The Grinch (2018)
The Grinch, also known as Dr. Seuss' The Grinch, is a 2018 American 3D computer-animated Christmas film produced by Illumination Entertainment and the third screen adaptation of the book How the Grinch Stole Christmas! by Dr. Seuss, after the television special from 1966 and the live-action film released in 2000.
It is also the final film adaptation of a Dr. Seuss book during the lifetime of Seuss's widow Audrey Geisel, who died on December 19, 2018, and was an executive producer of the film.
The Grinch and his loyal dog, Max, live a solitary existence inside a cave on Mount Crumpet. His main source of aggravation comes during Christmastime when his neighbors in Whoville celebrate the holidays with a bang. When the Whos decide to make Christmas bigger and brighter, the disgruntled Grinch realizes there is one way to gain peace and quiet.
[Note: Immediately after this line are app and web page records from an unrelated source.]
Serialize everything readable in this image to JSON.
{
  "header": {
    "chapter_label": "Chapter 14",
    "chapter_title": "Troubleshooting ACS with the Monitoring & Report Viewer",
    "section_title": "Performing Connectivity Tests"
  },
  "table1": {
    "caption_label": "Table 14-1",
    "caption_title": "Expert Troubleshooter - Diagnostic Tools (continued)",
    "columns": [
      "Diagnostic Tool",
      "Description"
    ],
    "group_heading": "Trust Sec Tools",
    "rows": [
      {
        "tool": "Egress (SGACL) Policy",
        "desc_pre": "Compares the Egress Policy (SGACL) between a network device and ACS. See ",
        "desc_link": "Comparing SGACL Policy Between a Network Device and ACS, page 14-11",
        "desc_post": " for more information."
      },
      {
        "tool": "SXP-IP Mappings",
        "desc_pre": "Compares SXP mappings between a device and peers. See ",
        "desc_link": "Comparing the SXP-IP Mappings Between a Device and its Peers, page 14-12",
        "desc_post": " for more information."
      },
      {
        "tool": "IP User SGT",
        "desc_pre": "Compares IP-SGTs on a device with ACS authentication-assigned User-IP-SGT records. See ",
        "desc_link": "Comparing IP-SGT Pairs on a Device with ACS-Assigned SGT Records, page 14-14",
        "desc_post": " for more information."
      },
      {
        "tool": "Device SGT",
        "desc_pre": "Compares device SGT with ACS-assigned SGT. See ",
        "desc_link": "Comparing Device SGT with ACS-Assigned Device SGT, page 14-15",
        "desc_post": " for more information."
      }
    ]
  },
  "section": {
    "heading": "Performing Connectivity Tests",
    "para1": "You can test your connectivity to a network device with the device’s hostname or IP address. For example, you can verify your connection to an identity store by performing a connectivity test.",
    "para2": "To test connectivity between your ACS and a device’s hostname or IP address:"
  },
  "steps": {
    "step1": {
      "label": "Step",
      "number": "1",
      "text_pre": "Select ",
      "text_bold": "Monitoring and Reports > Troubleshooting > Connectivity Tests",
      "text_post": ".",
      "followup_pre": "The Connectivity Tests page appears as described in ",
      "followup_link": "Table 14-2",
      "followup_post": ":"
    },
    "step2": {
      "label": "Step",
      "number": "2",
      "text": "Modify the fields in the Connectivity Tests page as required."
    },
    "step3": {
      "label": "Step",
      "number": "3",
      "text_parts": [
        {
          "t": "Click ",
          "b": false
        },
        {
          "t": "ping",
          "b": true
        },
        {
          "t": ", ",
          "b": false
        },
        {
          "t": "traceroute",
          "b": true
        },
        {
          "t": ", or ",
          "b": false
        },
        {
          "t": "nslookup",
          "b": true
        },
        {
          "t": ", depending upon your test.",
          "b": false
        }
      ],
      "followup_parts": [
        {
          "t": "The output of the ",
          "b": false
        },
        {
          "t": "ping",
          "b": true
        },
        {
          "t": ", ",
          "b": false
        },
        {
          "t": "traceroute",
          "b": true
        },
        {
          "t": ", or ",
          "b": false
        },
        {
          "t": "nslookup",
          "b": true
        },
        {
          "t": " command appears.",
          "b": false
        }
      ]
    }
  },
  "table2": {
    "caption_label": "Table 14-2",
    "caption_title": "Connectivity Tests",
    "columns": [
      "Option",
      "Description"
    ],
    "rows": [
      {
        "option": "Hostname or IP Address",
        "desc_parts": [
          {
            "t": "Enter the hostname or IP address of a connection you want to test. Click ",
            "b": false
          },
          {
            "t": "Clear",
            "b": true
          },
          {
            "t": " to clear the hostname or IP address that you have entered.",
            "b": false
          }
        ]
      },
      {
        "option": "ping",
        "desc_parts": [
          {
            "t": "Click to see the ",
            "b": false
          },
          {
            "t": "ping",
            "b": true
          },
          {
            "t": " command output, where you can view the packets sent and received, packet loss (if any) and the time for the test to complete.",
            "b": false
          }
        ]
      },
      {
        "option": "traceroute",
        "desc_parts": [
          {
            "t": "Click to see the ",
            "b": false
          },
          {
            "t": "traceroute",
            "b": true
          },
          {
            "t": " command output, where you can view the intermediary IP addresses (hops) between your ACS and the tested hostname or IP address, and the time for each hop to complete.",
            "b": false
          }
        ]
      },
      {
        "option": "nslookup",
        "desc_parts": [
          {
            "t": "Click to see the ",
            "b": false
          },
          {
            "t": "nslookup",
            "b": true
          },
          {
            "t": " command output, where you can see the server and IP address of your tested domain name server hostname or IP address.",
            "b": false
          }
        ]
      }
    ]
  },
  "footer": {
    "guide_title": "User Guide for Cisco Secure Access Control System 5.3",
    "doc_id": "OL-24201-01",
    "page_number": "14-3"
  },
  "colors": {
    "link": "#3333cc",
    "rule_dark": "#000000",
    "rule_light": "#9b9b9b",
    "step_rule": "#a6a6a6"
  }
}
With help from Max, the green grump hatches a scheme to pose as Santa Claus, steal Christmas and silence the Whos' holiday cheer once and for all.
- The main problem with the film is all the character writing is all informed instead of being shown, like how the Grinch is written to be a terrifying grump who outright hates Christmas because of his past experiences with it, but his backstory and personality hardly makes it look like he outright hates Christmas, as the former just shows him having to miss out on Christmas instead of being scarred by it and the latter makes him too normal to be seen as if he's a terrifying grump. The movie, similar to the infamous Grinch film adaptation released in 2000, also has a pointless backstory that is generic and predictable and doesn't need to be there (although this backstory doesn't take up much of the film thankfully).
- The Grinch's design, while faithful to the book, looks more soft than menacing. Max's design also looks out of place and feels like a reject from another Illumination film GMW.
- While Benedict Cumberbatch does a pretty good job as the Grinch, his voice sounds way too normal for the role and he sounds more like someone who's mildly peeved than someone who has no soul and is the physical embodiment of evil.
- It once again runs into the same issue most of these adaptations run into the length. The film is an hour long and there is way too much padding, just so they could have an excuse to make a film out of the book.
- The new characters who are friends of Cindy Lou don't do much to progress the plot and have no real personality.
- The rap update to the Grinch theme is a poor attempt at being hip and cool.
- The new moose character, Fred, is just a pointless comic relief character who shows up for a few scenes and then shows up at the end to finally do something.
- Angela Lansbury as the Mayor of Whoville only appears for one scene and that's pretty much it, making her seem like wasted talent.
- The film doesn't feel like the 1966 special or the book it's based on. In fact, it sometimes even goes as far as to insult them in some scenes, although not as much as in the 2000 film.
- Mediocre comedy such as the "Screaming Goat" meme being used randomly as a joke.
- While the voice acting is good overall, Pharrell Williams as the narrator can be kind of bland and kind of unfitting.
- Cindy is now a generic energetic kid.
- This film took a classic story, and turned it into a cliched, energetic, pop cultural, cash grab.
- Great animation, which is a nice step-up for Illumination films.
- The art style is at least somewhat very accurate to the Dr. Seuss books, although it still has some out of place designs and the lazy reuse of assets that make it rather distracting.
- One shot in the film where the Grinch looks down on Whoville looks visually stunning.
- The concept art is fantastic at least, even if the film ended up being bland.
- Good voice acting, a particular highlight being Kenan Thompson as Bricklebaum.
- It isn't nearly as mean-spirited as the previous attempt at a Grinch adaptation, as the film is a lot more lighthearted than the 2000 live-action adaptation, for example, it lacks the scene where the Grinch saves Cindy, but the former regrets doing so and wraps Cindy in gift paper, as well as throwing the dark atmosphere out of the window in favor of a happier tone that fits Dr. Seuss better.
- Depending on your opinion, the movie actually has the Grinch treating Max nicely in some scenes, which (again, depending on your opinion) is a nice change from the original 1966 special and 2000 film.
- Unlike Illumination's previous Dr. Seuss adaption The Lorax, it doesn't have as much pop culture references, if any.
The film received mixed to average reviews from critics and fans of the original book and special, with many calling it a play it safe kind of film that doesn't add much to the legacy of the story. As with most Illumination films, it was a box office hit, earning $511.6 million worldwide.